"We will be pleased if the Gabala Radar Station promotes security in the Euro-Atlantic area," Ziyafat Askarov, the Deputy Speaker of Azerbaijan, stated to journalists on 7 April.
Within the framework of the G-8 summit on 7 June 2007, the Russian President, Vladimir Putin, offered US joint exploitation of Gabala Radar Station. He noted the advantage of deployment of Anti-Missile Defence (AMD) elements in Azerbaijan rather in Poland and the Czech Republic. Putin indicated that the Gabala Radar Station will enable the detection and crack-down of any rival missiles in the first section of the boost trajectory in which the remains of the missiles will be directed into the sea and not on any European cities, which is of great importance, Putin stressed. Later the Russian Foreign Ministry stressed that Putin's offer did not imply that Iran had any nuclear weapons.

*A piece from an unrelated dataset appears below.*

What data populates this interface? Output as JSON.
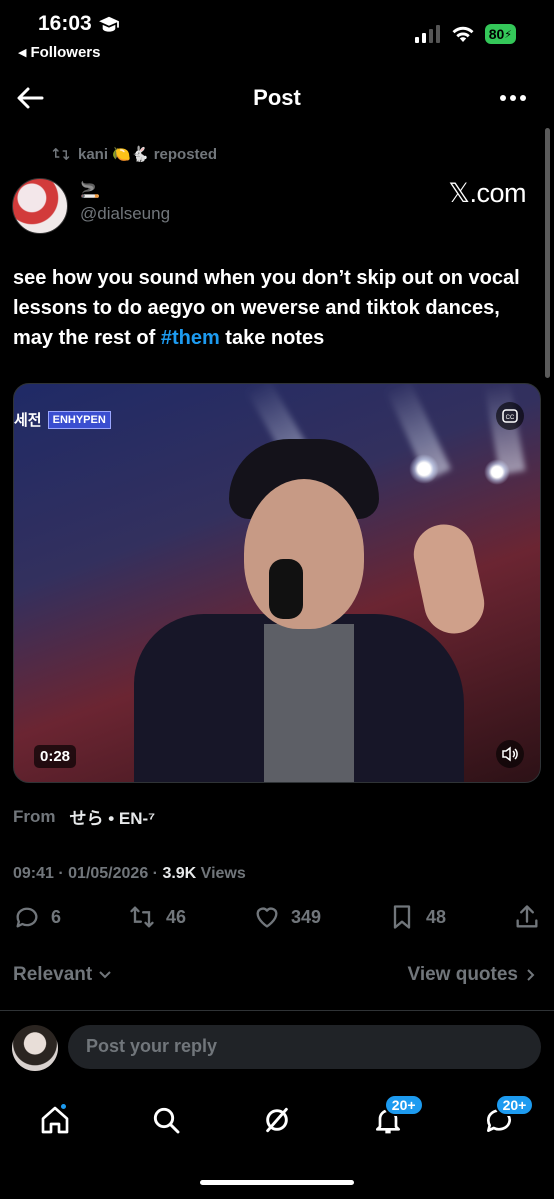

Gabala Radar Station situated in the north-west of Azerbaijan was built during the USSR period as an important element of the USSR AMD. The 10-year agreement to lease the station was signed in 2002. Annual rent charges total $14mln.
The Russian President suggested the United States refuse the AMD system in Poland and Czech Republic and in exchange they could utilize the Gabala Radar Station located in Azerbaijan. The proposal was made in June 2007. Though the United States did not alter its plans regarding Eastern Europe, the UDS experts met in Azerbaijan on 18 September to discuss the issue
Anne E. Derse, the United States Ambassador in Azerbaijan, called for Azerbaijan to join in its struggle against threats from Iran. "We believe that there is a threat from Iran for the United States, Europe and Russia and therefore, we call upon Azerbaijan to implement joint measures against this possible threat," the American Ambassador stated.